Using portraiture to script the voice

Year: 2008

Author: Robinson, Janean

Type of paper: Abstract refereed

In this paper, a creative yet scholarly process is employed in analysing students' lives as they share their experiences and understandings of the Western Australian Behaviour Management in Schools Policy (1998, 2001, and 2008). In adopting the metaphor of 'painting', a 'palette' is discovered, comprising a careful selection of 'paints' taken from field notes, student transcripts, journal jottings and vignettes of ethnographic data. In addition, a 'canvas' is stretched, consisting of the many sheets of paper, sketched and scribbled on forming a scaffold on which to hang the stories and experiences. Against this backdrop, the 'literature' assists in building the shape. The picture which emerges is then displayed in order to be appreciated, interpreted and understood because within it and no longer hidden are the various layers revealing the complexity of students' lives and histories within a large secondary school. These emergent scripts (portraits) serve to provide a counter-narrative to the official images and memories constructed for and on behalf of students themselves.

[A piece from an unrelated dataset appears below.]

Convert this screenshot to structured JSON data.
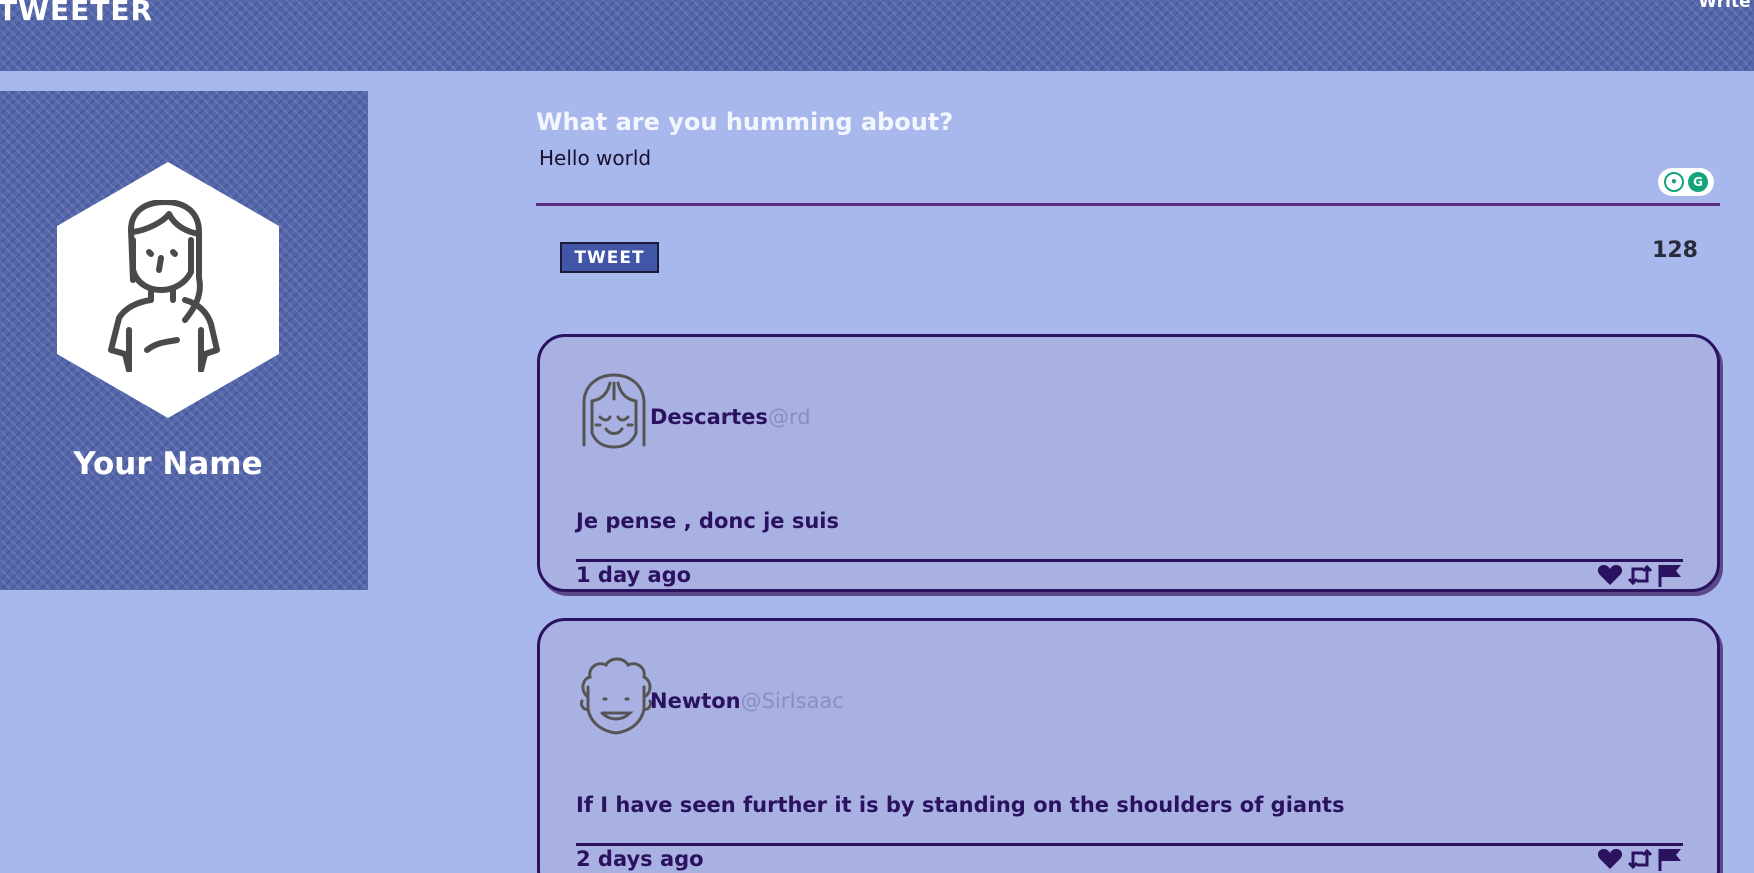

It was the voices that 'spoke' once again from the transcripts as I began to 'paint them into the picture'. I think of the paints as the starting point to (re)create pictures of the lived realities of students (Horton & Freire, 1990, p. 88). In the process I adopt the role of storyteller, 'painting' student interpretations of their various realities. It is the intention that the observer will discover the beauty and a "moment of pleasure" (Horton & Freire, 1990, p. 23) from these portraitures and in a small way move beyond the limitations of the written text in order to create a new vision.